> _WORK INSTRUCTION_:
Write out exactly the lines running from the line that includes "Enumerate this screenshot's" to the end of the data, both ends included, and nothing besides.

> _DATA FOR THIS TASK_:
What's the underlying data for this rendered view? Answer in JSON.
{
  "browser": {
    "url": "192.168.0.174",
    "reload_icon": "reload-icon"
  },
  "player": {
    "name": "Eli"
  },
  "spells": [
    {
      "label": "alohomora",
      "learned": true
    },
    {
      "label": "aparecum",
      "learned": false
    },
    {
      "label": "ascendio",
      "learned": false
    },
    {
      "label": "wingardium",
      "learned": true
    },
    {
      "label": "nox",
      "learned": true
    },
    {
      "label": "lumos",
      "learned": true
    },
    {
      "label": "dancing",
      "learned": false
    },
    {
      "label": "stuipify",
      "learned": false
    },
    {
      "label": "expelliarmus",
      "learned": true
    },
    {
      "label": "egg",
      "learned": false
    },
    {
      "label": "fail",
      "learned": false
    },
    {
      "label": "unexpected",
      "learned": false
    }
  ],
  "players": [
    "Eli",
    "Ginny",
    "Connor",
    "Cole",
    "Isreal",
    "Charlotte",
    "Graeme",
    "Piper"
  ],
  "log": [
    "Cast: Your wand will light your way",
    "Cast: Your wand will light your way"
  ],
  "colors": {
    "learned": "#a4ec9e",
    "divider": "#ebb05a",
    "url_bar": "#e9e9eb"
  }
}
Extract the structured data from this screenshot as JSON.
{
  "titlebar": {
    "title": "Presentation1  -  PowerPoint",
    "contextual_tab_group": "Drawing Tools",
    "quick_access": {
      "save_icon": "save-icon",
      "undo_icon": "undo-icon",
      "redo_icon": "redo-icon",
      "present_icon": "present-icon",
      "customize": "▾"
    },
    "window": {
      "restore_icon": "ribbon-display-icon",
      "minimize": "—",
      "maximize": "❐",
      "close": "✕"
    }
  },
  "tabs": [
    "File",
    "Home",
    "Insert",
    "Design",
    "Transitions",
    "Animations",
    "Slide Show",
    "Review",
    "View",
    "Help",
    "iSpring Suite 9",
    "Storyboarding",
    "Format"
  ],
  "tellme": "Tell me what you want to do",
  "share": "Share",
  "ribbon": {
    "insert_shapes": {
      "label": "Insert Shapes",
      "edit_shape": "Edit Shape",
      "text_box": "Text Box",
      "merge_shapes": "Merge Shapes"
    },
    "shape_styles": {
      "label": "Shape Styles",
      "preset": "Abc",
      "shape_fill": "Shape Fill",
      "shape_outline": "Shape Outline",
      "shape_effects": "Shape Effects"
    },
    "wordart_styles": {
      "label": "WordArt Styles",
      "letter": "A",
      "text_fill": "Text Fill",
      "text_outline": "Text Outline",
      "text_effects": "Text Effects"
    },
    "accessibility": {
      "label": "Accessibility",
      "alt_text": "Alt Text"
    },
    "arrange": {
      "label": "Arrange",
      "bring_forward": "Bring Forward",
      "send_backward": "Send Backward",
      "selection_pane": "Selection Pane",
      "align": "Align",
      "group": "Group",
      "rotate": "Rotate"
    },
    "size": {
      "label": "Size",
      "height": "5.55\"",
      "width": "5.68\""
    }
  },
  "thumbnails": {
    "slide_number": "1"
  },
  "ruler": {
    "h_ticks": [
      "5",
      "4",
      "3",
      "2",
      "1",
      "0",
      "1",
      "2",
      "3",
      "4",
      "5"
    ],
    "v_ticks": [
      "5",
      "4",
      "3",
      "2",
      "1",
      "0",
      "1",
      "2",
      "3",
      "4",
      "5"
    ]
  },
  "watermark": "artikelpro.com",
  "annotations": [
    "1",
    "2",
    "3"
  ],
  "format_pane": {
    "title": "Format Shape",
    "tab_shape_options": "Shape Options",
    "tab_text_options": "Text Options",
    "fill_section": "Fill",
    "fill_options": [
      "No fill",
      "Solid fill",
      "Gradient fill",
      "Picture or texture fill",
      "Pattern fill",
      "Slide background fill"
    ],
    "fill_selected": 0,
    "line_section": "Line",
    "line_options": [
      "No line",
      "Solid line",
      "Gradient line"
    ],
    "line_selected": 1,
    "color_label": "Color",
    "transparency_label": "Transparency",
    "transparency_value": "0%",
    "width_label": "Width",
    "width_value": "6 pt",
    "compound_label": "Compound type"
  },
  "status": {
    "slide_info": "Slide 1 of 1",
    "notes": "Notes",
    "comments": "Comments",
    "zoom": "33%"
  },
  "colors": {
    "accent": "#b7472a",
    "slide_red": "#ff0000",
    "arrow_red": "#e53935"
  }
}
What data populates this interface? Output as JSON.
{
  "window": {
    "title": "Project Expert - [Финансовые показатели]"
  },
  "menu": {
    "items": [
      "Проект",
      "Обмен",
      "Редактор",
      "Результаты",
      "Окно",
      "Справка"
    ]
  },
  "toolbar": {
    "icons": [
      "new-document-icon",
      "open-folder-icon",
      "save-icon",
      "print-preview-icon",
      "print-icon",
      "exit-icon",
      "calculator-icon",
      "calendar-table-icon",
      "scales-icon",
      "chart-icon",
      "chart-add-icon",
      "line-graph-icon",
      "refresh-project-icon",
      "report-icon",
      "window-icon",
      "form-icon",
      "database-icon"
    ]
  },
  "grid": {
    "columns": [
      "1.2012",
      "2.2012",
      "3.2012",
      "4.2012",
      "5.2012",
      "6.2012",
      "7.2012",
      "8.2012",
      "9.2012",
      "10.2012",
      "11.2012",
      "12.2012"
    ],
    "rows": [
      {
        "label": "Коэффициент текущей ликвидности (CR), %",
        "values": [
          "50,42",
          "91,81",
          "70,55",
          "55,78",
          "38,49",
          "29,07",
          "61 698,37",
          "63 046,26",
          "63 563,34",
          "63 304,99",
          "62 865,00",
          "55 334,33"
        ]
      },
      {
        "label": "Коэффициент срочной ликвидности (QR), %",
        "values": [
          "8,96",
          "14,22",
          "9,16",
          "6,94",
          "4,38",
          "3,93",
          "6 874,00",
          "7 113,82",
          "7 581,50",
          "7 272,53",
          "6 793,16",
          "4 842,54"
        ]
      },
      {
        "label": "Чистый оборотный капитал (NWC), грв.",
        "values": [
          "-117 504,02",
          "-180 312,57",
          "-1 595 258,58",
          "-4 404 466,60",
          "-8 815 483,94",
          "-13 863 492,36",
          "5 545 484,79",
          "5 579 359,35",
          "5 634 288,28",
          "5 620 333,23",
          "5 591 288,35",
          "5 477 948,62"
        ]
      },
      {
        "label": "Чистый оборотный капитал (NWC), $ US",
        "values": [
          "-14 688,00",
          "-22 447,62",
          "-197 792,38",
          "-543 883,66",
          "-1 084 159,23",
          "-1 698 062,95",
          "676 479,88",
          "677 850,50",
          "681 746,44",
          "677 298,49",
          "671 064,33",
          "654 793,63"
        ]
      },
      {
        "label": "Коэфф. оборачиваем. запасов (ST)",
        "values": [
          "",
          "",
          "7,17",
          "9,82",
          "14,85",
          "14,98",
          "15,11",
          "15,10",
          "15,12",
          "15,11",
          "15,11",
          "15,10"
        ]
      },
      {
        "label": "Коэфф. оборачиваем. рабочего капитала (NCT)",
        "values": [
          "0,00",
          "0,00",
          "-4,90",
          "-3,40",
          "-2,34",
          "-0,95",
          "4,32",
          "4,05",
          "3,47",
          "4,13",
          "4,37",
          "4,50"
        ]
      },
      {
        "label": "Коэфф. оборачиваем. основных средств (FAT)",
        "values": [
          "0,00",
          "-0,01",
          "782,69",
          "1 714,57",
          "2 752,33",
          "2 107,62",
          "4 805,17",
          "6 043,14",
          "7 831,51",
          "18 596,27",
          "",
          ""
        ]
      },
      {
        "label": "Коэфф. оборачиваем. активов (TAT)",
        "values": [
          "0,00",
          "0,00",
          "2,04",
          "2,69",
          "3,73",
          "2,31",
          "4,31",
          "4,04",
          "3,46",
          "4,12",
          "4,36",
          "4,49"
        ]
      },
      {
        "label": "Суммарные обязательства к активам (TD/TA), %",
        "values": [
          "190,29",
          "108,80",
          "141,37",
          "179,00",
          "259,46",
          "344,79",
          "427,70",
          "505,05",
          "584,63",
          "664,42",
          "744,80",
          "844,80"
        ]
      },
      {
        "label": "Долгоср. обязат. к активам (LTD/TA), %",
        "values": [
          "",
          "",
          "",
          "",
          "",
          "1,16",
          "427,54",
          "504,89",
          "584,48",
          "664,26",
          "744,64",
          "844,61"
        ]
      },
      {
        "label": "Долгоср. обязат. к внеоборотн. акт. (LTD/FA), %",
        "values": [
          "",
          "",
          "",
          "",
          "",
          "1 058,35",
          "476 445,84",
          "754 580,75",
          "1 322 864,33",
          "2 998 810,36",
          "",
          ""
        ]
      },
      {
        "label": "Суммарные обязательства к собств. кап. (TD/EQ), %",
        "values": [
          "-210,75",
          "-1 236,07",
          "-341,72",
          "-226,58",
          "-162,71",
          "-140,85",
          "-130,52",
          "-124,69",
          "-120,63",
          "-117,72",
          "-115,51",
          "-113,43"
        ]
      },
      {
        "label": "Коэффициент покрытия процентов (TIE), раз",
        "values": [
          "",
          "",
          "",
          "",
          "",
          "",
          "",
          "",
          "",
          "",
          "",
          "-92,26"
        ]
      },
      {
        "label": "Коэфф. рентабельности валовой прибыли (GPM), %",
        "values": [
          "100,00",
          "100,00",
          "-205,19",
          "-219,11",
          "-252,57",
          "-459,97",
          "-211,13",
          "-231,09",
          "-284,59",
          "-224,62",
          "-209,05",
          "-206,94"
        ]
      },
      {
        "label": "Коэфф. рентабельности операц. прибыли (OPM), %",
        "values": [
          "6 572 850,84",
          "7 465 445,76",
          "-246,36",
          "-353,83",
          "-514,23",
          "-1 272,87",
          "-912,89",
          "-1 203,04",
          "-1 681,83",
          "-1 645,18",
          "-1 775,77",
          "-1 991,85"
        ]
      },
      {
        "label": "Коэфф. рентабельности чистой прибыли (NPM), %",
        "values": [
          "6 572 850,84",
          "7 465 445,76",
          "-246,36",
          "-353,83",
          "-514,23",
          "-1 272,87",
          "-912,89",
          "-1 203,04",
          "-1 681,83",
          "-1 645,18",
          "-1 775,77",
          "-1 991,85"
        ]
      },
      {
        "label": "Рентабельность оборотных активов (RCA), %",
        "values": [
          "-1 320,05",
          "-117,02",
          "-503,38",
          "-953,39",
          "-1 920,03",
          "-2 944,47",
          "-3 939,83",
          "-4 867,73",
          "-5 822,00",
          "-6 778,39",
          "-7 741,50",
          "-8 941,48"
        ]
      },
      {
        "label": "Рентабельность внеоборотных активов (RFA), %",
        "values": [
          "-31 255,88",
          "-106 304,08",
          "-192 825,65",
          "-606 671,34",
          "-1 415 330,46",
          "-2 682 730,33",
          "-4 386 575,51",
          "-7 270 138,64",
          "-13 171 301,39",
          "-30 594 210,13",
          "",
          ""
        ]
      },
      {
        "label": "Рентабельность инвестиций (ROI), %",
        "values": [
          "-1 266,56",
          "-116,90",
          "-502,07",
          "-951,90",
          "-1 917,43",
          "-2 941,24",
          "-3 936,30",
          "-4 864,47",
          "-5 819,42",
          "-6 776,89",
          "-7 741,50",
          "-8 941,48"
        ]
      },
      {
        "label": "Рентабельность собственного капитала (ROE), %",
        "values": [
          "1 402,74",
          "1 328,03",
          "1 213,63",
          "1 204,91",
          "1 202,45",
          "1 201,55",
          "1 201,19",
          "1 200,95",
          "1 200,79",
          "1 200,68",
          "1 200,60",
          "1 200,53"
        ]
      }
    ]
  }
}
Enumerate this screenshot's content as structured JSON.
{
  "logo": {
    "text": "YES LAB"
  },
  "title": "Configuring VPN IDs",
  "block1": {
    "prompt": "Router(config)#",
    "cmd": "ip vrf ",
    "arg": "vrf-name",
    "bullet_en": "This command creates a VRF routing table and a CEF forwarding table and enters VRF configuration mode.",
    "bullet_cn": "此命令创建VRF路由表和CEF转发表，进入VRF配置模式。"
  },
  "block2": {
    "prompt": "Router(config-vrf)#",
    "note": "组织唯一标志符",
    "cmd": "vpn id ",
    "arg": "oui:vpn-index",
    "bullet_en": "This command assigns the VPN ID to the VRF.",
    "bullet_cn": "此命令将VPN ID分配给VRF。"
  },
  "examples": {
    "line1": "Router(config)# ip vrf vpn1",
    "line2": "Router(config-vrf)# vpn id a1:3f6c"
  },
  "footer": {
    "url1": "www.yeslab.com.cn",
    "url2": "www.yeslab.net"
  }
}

> _RESPONSE TO THE EXERCISE_:
Enumerate this screenshot's content as structured JSON.
{
  "logo": {
    "text": "YES LAB"
  },
  "title": "Configuring VPN IDs",
  "block1": {
    "prompt": "Router(config)#",
    "cmd": "ip vrf ",
    "arg": "vrf-name",
    "bullet_en": "This command creates a VRF routing table and a CEF forwarding table and enters VRF configuration mode.",
    "bullet_cn": "此命令创建VRF路由表和CEF转发表，进入VRF配置模式。"
  },
  "block2": {
    "prompt": "Router(config-vrf)#",
    "note": "组织唯一标志符",
    "cmd": "vpn id ",
    "arg": "oui:vpn-index",
    "bullet_en": "This command assigns the VPN ID to the VRF.",
    "bullet_cn": "此命令将VPN ID分配给VRF。"
  },
  "examples": {
    "line1": "Router(config)# ip vrf vpn1",
    "line2": "Router(config-vrf)# vpn id a1:3f6c"
  },
  "footer": {
    "url1": "www.yeslab.com.cn",
    "url2": "www.yeslab.net"
  }
}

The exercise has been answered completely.